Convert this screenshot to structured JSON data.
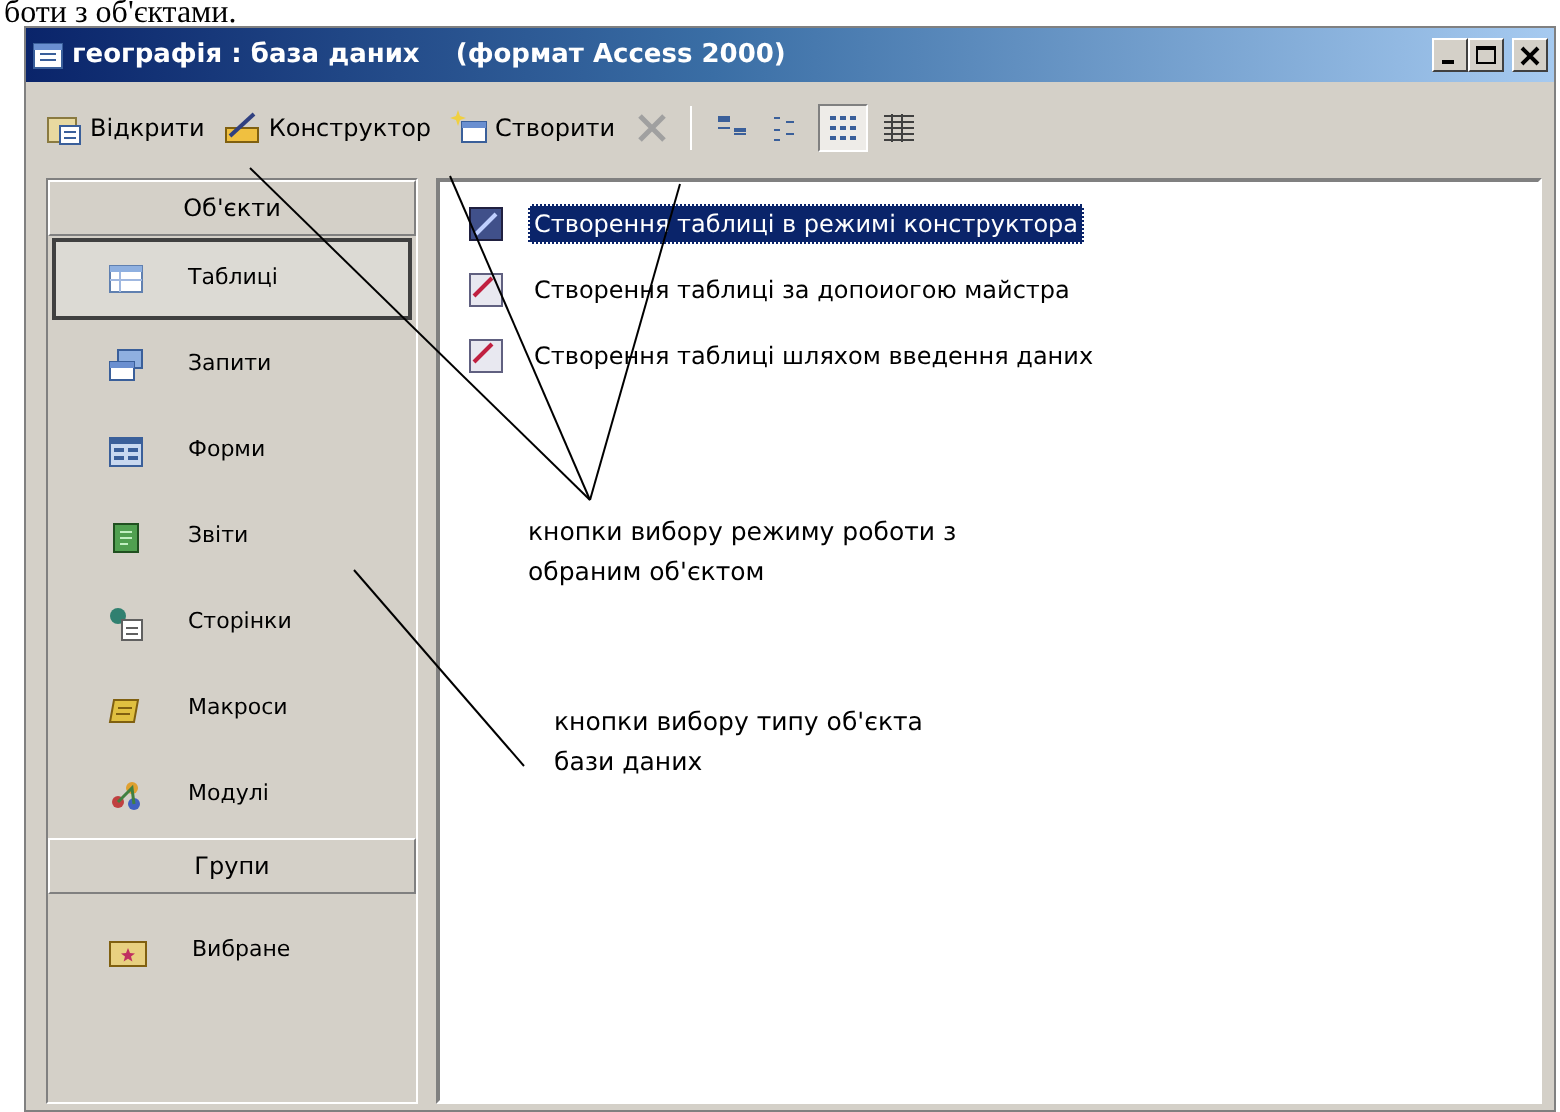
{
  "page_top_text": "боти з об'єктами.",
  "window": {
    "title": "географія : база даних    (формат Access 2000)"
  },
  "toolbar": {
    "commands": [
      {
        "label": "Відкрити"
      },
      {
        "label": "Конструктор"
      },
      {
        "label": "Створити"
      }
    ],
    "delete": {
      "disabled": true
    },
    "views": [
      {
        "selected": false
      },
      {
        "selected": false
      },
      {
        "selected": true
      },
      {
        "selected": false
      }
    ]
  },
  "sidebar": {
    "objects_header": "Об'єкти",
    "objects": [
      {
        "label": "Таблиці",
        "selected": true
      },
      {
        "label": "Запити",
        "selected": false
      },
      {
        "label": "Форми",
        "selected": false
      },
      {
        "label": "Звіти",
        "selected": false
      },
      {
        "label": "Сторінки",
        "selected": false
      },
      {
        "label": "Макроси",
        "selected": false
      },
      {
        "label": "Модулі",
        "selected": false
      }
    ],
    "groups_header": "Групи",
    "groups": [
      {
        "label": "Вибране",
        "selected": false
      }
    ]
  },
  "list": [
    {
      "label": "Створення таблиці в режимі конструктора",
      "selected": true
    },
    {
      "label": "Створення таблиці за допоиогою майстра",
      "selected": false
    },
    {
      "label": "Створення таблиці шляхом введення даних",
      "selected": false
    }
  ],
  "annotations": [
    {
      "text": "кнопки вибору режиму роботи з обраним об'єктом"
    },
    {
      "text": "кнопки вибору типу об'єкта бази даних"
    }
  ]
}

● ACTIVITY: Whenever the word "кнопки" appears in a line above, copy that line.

● SOLVED EXERCISE:
      "text": "кнопки вибору режиму роботи з обраним об'єктом"
      "text": "кнопки вибору типу об'єкта бази даних"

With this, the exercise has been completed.